The condition is easily treated with thyroxine or other thyroid hormone replacements. Dosage Give your dog thyroxine tablets as prescribed. Thyroxine tablets are made in several sizes and can be divided for the recommended dose based on the dog's thyroid level and weight.Your dog likely will need to stay on this medication for life. Your vet will help you weigh the benefits and advise you of the side effects. Look for Symptoms In addition to gaining weight easily, a dog suffering from hypothyroidism tends to be low energy and spends much of his time sleeping.
If the dosage is too high, it may produce side effects that include diarrhea, agitation and frequent trips to the water bowl. If the dosage is too low, the condition will continue to progress.Pet Poison Helpline - 24-hour service available throughout North America for pet owners and veterinary professionals who require assistance with treating a potentially poisoned pet. (35.00 per incident). Staffed 24-hours a day.
Too much thyroxine or levothyroxine has the same effect as hyperthyroidism, a condition when the body produces too much thyroid hormone. Signs include hyperactivity, excess water drinking or eating, frequent urination and panting, or faster heart rate.Typically, the medication should be given twice per day, which will ensure that the level of thyroid hormones stays constant during the day. The effects of the treatment will be visible 3 to 5 days after starting the treatment, as it takes time for the body to recognize and assimilate the synthetic hormones.
Your vet will do a blood screening 30 days after beginning the medication to confirm a correct dosage. Photo Credits Ryan McVay/Photodisc/Getty Images About the Author A former world-class swimmer, J.T.Vomiting Increased thirst and appetite Increased urination frequency Irregular breathing. Irregular pulse Increased heart rate Seek veterinary advice as soon as you notice any of these symptoms. Thyroxine Side Effects Thyroxine may have a number of side effects, most importantly it can interfere with the normal thyroid hormonal production and the dogs body may be.
A healthcare professional should be consulted before taking any drug, changing any diet or commencing or discontinuing any course of treatment.Thyroxine takes time to build up the hormone level. Thyroid tests are usually given every 30 to 45 days until the right maintenance level is reached. Overdose Watch your dog for signs of overdose.
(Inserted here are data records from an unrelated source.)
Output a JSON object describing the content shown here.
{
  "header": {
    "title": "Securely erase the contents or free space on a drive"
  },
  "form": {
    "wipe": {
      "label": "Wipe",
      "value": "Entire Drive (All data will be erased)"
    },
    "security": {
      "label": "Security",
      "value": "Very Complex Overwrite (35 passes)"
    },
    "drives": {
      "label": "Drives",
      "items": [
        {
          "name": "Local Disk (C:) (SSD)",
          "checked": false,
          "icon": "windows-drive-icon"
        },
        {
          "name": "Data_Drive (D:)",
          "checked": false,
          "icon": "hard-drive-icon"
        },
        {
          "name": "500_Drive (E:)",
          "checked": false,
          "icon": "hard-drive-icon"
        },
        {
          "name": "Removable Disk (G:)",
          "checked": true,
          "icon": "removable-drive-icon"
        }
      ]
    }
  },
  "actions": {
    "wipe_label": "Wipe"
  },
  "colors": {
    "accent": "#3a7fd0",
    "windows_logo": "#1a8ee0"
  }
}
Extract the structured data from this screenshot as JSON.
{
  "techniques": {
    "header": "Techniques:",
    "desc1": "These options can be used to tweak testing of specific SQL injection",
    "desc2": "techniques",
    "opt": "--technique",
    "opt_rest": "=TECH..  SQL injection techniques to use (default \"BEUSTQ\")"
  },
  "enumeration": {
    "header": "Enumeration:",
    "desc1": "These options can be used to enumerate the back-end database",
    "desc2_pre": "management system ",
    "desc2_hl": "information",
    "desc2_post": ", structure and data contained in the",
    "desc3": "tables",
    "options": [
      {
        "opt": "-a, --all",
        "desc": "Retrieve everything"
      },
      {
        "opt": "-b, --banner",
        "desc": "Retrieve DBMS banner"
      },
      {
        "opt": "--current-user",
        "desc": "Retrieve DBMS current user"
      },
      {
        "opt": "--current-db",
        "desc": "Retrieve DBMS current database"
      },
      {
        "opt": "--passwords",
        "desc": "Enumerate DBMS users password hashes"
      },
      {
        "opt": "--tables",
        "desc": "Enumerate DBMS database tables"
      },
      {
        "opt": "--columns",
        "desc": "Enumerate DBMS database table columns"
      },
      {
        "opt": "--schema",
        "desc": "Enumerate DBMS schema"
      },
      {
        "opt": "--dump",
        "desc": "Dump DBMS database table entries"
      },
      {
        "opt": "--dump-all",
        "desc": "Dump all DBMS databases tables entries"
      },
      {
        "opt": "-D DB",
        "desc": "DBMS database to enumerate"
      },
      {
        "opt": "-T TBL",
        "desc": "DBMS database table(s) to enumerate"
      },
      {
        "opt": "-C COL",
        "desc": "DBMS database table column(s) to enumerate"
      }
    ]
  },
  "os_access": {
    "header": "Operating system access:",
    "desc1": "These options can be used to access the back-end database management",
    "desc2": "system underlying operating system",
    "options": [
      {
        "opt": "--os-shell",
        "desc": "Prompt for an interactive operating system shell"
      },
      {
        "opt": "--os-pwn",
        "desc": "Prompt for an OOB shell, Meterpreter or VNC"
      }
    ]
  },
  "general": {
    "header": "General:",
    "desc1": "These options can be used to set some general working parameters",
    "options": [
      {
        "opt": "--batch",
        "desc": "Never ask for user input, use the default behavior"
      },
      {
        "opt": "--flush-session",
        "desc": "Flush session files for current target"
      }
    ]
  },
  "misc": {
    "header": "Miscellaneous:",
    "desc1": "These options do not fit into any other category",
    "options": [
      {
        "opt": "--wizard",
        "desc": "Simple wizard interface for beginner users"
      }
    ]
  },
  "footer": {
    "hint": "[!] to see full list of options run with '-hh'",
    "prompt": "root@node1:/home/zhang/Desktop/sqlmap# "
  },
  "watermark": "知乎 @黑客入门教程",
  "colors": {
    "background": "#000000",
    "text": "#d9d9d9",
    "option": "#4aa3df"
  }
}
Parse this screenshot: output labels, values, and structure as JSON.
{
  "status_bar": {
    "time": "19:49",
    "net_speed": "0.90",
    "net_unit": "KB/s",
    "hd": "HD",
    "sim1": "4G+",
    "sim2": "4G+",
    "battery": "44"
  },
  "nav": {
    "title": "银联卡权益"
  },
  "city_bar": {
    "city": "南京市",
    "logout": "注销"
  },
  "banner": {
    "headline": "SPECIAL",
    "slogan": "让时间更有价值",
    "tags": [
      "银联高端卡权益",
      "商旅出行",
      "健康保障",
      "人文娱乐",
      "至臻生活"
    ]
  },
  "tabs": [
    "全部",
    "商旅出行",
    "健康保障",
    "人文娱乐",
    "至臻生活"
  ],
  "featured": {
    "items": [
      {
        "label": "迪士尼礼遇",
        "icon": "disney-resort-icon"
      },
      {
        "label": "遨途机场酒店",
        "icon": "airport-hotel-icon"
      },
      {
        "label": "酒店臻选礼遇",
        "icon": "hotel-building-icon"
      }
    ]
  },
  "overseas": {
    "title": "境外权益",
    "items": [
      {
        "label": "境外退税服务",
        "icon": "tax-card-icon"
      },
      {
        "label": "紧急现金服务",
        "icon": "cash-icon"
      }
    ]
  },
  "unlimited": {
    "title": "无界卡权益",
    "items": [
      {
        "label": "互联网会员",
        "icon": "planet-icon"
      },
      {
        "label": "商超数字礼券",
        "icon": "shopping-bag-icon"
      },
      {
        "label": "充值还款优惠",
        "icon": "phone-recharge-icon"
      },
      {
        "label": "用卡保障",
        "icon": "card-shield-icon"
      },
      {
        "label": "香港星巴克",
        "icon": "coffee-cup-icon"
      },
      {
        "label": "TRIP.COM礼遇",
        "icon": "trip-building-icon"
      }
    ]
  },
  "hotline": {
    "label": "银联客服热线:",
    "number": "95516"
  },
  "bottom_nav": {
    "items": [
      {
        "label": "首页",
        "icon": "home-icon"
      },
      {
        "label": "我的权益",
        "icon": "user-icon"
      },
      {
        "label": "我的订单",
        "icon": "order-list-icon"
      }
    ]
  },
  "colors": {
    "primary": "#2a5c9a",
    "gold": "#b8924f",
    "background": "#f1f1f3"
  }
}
ASPCA National Animal Poison Control Center ANI-HELP. 65.00 per case, billed to caller's credit card. Follow-up calls can be made for no additional charge by dialing. There is no charge when the call involves a product covered by the Animal Product Safety Service.Be sure to report any changes in behavior or health to your vet. Considerations Remember that thyroxine replaces a hormone your dog needs for health. It is given the rest of the dog's life.
Typical side effects that do arise are related to dosage, allergy or drug interactions. Symptoms Your dog may have thyroid problems at any age. Call your vet when your dog gains weight easily, develops flaky skin and dry hair or has other skin problems.Any of these can cause an allergic reaction. Your dog may need a different tablet or brand to avoid the allergy. Interactions Advise your vet if you give the dog vitamins, supplements or other medications.
Follow Save Shares Saves Thyroxine, also called levothyroxine, is a synthetic thyroid hormone drug. When a dog has low levels of natural thyroid hormones, a veterinarian prescribes thyroxine tablets to replace the missing hormones.By J. T. O'Connell Dog Care Behavior. Side Effects of Thyroxine Tablets in Dogs. A consistently lazy dog may be suffering from a thyroid deficiency. Ryan McVay/Photodisc/Getty Images When your dog doesn't produce enough thyroxine naturally to maintain a normal metabolic rate, your vet may prescribe tablets to assist a sluggish thyroid.
As the condition advances, a dog's coat becomes dull and hair begins to thin, especially on the tail and rear legs. Laboradors and golden retrievers are two breeds most prone to hypothyroidism, but the disorder is commonly seen in cocker spaniels, dachshunds, Dobermans, boxers and greyhounds.Keep this and all other medications out of the reach of children and pets. If you think your pet has been poisoned. Contact your veterinarian or one of the Animal Poison Hotlines (listed below) if you think your pet may have accidentally received or been given an overdose of the medication.